Sometimes on days that are particularly stressful or busy or when I’m getting ready to travel, I find my mind drifting back to the Fort Portals of my life – the small towns, with agricultural flair, friendly people and a vibe, an atmosphere, an unpindownable something that makes them feel like home. Inhambane in Mozambique, Cheongsando in Korea, Fort Portal in Uganda, so many in South Africa. I love the excitement of chaotic cities from Kampala to Seoul and the decaying glory of Maputo and Cozumel and the majestic natural beautiful of the Drakensberg and the Boland and Vilanculos in Mozambique. They’re amazing places to visit and see and take pictures, but the places I long to return to, the places I could live, are the small-town centres. Fort Portal may not be the most obvious tourist-choice in the country but if I ever go back to Uganda, this is where I’ll be.

The girl in the red dress

The girl in the red dress is beautiful. She’s has engaging, dark, laughing eyes. She is shy. Her smile sneaks up and rushes across her face and makes everyone around her smile, too. She brightens a room without trying.

The girl in the red dress hasn’t had it easy. She’s been through some of the worst the world could throw at her, in some of the world’s worst places. She still faces challenges every day. She still fears. She shares a room with five, ten people and a chicken. She has no assets and no money for college. Her family is mostly gone, except for an aunt on the other side of the world and her brother. He smiles, too, and supports Man United.
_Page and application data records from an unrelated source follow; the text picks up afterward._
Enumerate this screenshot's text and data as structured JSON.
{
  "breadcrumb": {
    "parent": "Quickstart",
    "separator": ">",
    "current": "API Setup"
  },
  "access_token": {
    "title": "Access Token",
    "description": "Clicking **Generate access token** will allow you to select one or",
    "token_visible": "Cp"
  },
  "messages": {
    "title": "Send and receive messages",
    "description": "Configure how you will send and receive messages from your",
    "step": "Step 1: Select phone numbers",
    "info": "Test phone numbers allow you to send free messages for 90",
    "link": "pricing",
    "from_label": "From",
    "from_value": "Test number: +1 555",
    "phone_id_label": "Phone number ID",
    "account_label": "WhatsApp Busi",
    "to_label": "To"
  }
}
We want to tell her story. We think we can make her better. If we share her story, others might come. They might listen. They might help her. She is a victim.

She is uncomfortable. She doesn’t like the camera. She leans out of the picture. She doesn’t want to talk. She keeps looking towards her phone, which she left with her friend.

The girl in the red dress, the second-hand red dress that looks so good on her dark skin, the girl with the smiling eyes and the captivating laugh. The girl in the red dress is just another teenager. What if that’s true? What if our care, our sympathy is not the answer? An ordinary teenager who lives her life and giggles and laughs, like any other person. What if she’s just ordinary; not a victim, not a survivor? What if she’s just a girl, in a red dress, in a city, in a country? Not a sufferer, not a statistic, not a reason to build a story. Not a life we lived, not a wealthy life, but a life like thousands of others.

What if our help, our pity, serve no purpose other than to turn her ordinary, everyday experiences into something sad and heart-breaking and to be pitied? What if our well-intentioned interventions rob her of something – the ordinary, everyday of being a teenager? Vilifying what is normal and happy and ordinary for her. What if all she wants to be, just like anyone else – nothing special, nothing different – is a pretty young girl in a bright red dress?